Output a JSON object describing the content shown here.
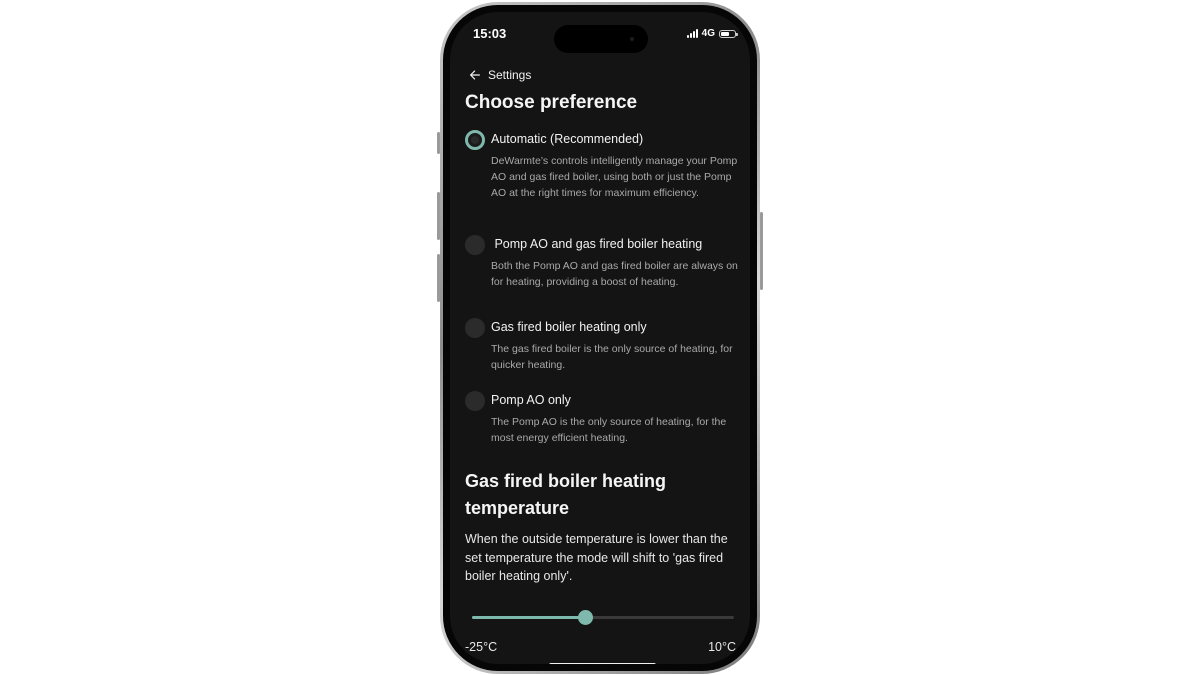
{
  "status_bar": {
    "time": "15:03",
    "network": "4G",
    "battery_level": 0.6
  },
  "nav": {
    "back_label": "Settings"
  },
  "page": {
    "title": "Choose preference"
  },
  "options": [
    {
      "label": "Automatic (Recommended)",
      "description": "DeWarmte’s controls intelligently manage your Pomp AO and gas fired boiler, using both or just the Pomp AO at the right times for maximum efficiency.",
      "selected": true
    },
    {
      "label": " Pomp AO and gas fired boiler heating",
      "description": "Both the Pomp AO and gas fired boiler are always on for heating, providing a boost of heating.",
      "selected": false
    },
    {
      "label": "Gas fired boiler heating only",
      "description": "The gas fired boiler is the only source of heating, for quicker heating.",
      "selected": false
    },
    {
      "label": "Pomp AO only",
      "description": "The Pomp AO is the only source of heating, for the most energy efficient heating.",
      "selected": false
    }
  ],
  "temperature_section": {
    "title": "Gas fired boiler heating temperature",
    "description": "When the outside temperature is lower than the set temperature the mode will shift to 'gas fired boiler heating only'.",
    "slider": {
      "min_label": "-25°C",
      "max_label": "10°C",
      "fraction": 0.43
    }
  },
  "colors": {
    "accent": "#7fb9ad",
    "background": "#141414"
  }
}
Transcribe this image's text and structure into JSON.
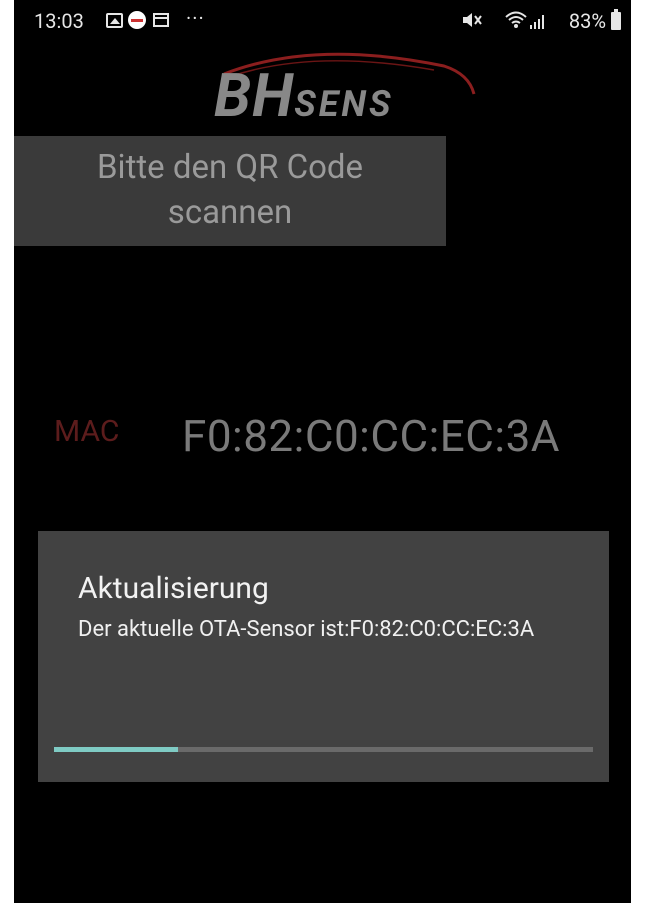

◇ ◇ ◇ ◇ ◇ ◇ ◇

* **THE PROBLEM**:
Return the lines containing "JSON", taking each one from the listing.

* **EXERCISE ANSWER**:
Output a JSON object describing the content shown here.
Transcribe this image's text and structure into JSON.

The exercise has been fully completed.